United Nations Universal Declaration of Human Rights
16. Marriage and Family. Every grown-up has the right to marry and have a family if they want to. Men and women have the same rights when they are married, and when they are separated.
Eugenics is defined as the science of improving a human population by controlled breeding to increase the occurrence of desirable heritable characteristics. Francis Galton was one of the leading scientists in this area, but the most notable use of its principles was the by the Nazis.
It is easy to assume that eugenics is a thing of the past. With the backdrop of the Second World War and the subsequent associations with the Nazi regime, one would think it has become a universally condemned practice. However, the demise of eugenics did not follow the end of World War II: the ideologies that inspired eugenicists continue to be subtly pervasive in modern attitudes and medical approaches.

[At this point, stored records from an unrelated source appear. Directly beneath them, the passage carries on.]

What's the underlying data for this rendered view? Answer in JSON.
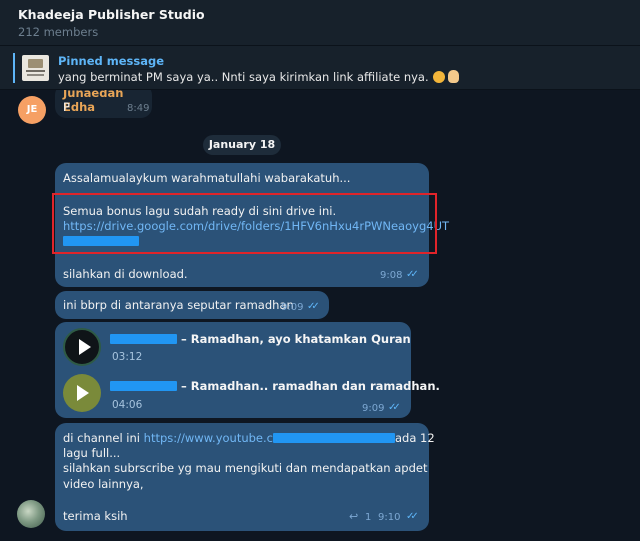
{
  "header": {
    "title": "Khadeeja Publisher Studio",
    "members": "212 members"
  },
  "pinned": {
    "label": "Pinned message",
    "text": "yang berminat PM saya ya.. Nnti saya kirimkan link affiliate nya."
  },
  "messages": {
    "junaedah": {
      "avatar_initials": "JE",
      "sender": "Junaedah Edha",
      "text": "P",
      "time": "8:49"
    },
    "date_separator": "January 18",
    "m1": {
      "greeting": "Assalamualaykum warahmatullahi wabarakatuh...",
      "bonus_text": "Semua bonus lagu sudah ready di sini drive ini.",
      "link": "https://drive.google.com/drive/folders/1HFV6nHxu4rPWNeaoyg4UT",
      "download_text": "silahkan di download.",
      "time": "9:08"
    },
    "m2": {
      "text": "ini bbrp di antaranya seputar ramadhan",
      "time": "9:09"
    },
    "m3": {
      "track1_title": "– Ramadhan, ayo khatamkan Quran",
      "track1_duration": "03:12",
      "track2_title": "– Ramadhan.. ramadhan dan ramadhan.",
      "track2_duration": "04:06",
      "time": "9:09"
    },
    "m4": {
      "line1_prefix": "di channel ini ",
      "line1_link": "https://www.youtube.c",
      "line1_suffix": "ada 12",
      "line2": "lagu full...",
      "line3": "silahkan subrscribe yg mau mengikuti dan mendapatkan apdet",
      "line4": "video lainnya,",
      "line5": "terima ksih",
      "replies": "1",
      "time": "9:10"
    }
  },
  "icons": {
    "pinned_thumb": "publisher-logo",
    "reply": "reply-arrow-icon",
    "read": "double-check-icon"
  },
  "colors": {
    "accent": "#5eb5f7",
    "outgoing_bubble": "#2b5278",
    "highlight_box": "#e0242a"
  }
}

One of the most prolific post-war eugenics programs took place in many of the southern states of America, most notably, North Carolina. From 1929 to as recently as 1974, more than 7,600 individuals in North Carolina were sterilised under the state’s sweeping eugenics programme. The programme saw social workers given the right to nominate individuals considered ‘feebleminded, mentally ill, promiscuous, lazy or unfit’ for (sometimes involuntary) sterilisation. This included victims of rape, incest and women who were already mothers. The state used the threat of removing welfare benefits as coercion for submitting to these operations – the survivors have only recently been recogniszed as victims and financially compensated. (1)
Those targeted were disproportionately black and female, and almost universally poor, with African American women making up 60% of the targets by the 1960s, despite being a minority in the population, propagating harmful race and class discriminatory attitudes. The racial bias of these operations was blatant, with Chapel Hill Weekly once reporting ‘the feebleminded Negro woman, often with illegitimate children, is a familiar and recurrent problem to health and welfare agencies.’ (1)
“It is better for all the world, if instead of waiting to execute degenerate offspring for crime, or to let them starve for their imbecility, society can prevent those who are manifestly unfit from continuing their kind. The principle that sustains compulsory vaccination is broad enough to cover cutting the Fallopian tubes…. Three generations of imbeciles are enough.”
His sentiments on particular social or ethnic groups being disproportionately responsible for crime and problematic social behaviour continue to be an underlying theme in class and race tensions in 21st century Britain. An uncomfortable parallel can be drawn between the idea of justifying the sterilisation of poorer citizens to lessen the financial strain on the state, as well as the rejection of immigrants in order to preserve bourgeois standards.
“Tuberculosis is costing the National Health Service a great deal of money, and much of that is coming from southern and eastern Europe.” – Nigel Farage
Whilst this isn’t explicitly ‘eugenics’ as such, the xenophobic sentiments and superiority complexes behind such attitudes stem from an alarmingly similar place.
Another current and widespread debate, concerning the removal of autonomy from women, is whether they should be allowed abortions. This is reminiscent of the ordeal suffered by victims of sterilisation; both are the result of agendas that force motherhood to become a political act. This example of the sexism that inspires men (and women) to monopolise women’s bodies shows that we have still not completely escaped the fundamental thinking that was used to justify eugenics regimes. In the same vein, the scenes at the American border under Trump’s policies which saw the separation of children and their parents is a shocking example of the state harmfully interfering with a parent’s right to have children, and shows how far is left to go before America can truly say their historically racist and sexist ethos is behind them.
With modern advancements in genetic research, embryonic screening is becoming increasingly commonplace, with its efforts directed at reducing the proliferation of hereditary diseases. Since, by definition, eugenics refers to efforts aimed at increasing ‘desirable’ and reducing ‘undesirable’ traits in offspring, does it not then follow that embryonic screening could fall under the same definition? Or is it the case that specifically the race and class components make eugenics so castigated?
While eugenicists have historically claimed the authority to dictate what qualifies as a ‘desirable’ trait, are we now willing to surrender this same authority to current medical professionals? The ethical debate surrounding prenatal screening is huge and important; we as humans are surely able to claim the right to illness, or as Huxley in Brave New World describes it, ‘the right to be unhappy’. Are we really comfortable with geneticists having the final say on what counts as a disability, and adjusting our families accordingly?
There was a famous case of a deaf lesbian couple who sought out sperm donors with a history of deafness in their family, in the hope of having deaf children. They received wide criticism when their story went public, but argued that not only would they be able to be better parents to a deaf child, they also didn’t view deafness as a disability. While their logic is arguably flawed in terms of the direct intentions of choosing deafness for their child, their comments on whether deafness should be considered a disability are an important example of the impossibility and potentially insulting consequences of discouraging parents from having disabled children.
This article does not aim to condemn geneticists work, only to exemplify again the traces of eugenics principles that remain today, and urges the reader to acknowledge that eugenics is just one example of shameful history whose underlying principles still circulate today.